The project was a follow-up to Earl's famous 1938 Y-job. Like all his projects, it was built to be roadworthy, and became Earl's personal automobile for two years after finishing its tour of the auto show circuit. With a body made of aluminium, magnesium, and fiberglass, it was powered by a supercharged 215 cu in (3.5 L) V8 able to run on gasoline (petrol) or methanol (like Indy roadsters of the period did), and had an unusually-placed rear-mounted Buick Dynaflow automatic transmission. This was later changed to a GM Hydramatic. In addition to its jet inspired design, the 1951 Le Sabre also featured numerous advanced features, including a 12-volt electrical system (most cars of the period were 6-volt), heated seats, electric headlights concealed behind the center oval "jet intake", front bumper dagmars (later made famous on 1957-9 Cadillacs), a water sensor to activate the power top, and electric lifting jacks integral to the chassis to aid tire changes.

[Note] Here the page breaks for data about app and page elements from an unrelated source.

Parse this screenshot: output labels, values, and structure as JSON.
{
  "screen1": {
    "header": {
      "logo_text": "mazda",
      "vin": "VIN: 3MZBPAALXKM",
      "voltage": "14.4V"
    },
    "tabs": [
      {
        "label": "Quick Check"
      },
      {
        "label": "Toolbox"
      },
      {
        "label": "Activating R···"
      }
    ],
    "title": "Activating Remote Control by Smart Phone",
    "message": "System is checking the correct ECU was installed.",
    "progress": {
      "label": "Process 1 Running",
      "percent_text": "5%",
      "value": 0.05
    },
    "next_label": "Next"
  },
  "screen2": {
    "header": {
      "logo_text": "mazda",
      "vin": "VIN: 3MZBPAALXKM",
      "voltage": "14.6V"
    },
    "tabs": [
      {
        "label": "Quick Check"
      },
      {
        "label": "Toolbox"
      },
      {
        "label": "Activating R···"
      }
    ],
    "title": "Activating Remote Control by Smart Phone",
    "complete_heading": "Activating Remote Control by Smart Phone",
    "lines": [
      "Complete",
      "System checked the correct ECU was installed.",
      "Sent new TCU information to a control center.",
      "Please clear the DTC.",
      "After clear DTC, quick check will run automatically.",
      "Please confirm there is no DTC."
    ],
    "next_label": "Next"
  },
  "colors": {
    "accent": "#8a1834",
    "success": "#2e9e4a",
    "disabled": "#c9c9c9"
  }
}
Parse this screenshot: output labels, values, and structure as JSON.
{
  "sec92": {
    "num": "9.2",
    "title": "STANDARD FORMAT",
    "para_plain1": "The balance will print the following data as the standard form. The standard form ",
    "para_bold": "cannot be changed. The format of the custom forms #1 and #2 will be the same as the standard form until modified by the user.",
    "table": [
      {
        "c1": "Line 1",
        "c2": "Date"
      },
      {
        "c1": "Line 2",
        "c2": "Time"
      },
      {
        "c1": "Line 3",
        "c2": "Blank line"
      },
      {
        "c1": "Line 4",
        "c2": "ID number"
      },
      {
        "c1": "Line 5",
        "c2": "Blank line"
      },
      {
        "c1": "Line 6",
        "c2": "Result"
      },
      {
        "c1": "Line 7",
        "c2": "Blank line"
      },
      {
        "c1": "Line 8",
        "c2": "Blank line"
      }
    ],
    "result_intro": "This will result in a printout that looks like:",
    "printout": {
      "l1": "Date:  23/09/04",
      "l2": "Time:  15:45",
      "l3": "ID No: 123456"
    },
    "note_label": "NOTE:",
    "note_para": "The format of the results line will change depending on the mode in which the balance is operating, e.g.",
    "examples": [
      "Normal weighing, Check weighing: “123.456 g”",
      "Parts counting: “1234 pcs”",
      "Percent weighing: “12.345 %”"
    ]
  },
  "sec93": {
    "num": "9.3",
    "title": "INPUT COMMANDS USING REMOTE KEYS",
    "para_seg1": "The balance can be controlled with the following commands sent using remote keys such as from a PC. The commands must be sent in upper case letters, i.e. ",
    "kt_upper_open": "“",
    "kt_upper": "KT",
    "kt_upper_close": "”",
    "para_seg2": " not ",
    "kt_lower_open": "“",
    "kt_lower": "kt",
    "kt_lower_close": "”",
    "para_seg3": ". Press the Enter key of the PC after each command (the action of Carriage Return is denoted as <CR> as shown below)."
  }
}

The Le Sabre was GM's first use of a rear-mounted transmission, which would reappear in the Pontiac Tempest. It was also the first use of the aluminum-block 215, which appeared in the Buick Special and Skylark, Oldsmobile Cutlass/F-85 and Jetfire, Pontiac Tempest and LeMans, and ultimately in numerous British marques, including Rover, Land Rover, Range Rover, Triumph, MG, and Morgan.
Source: Wikipedia (original)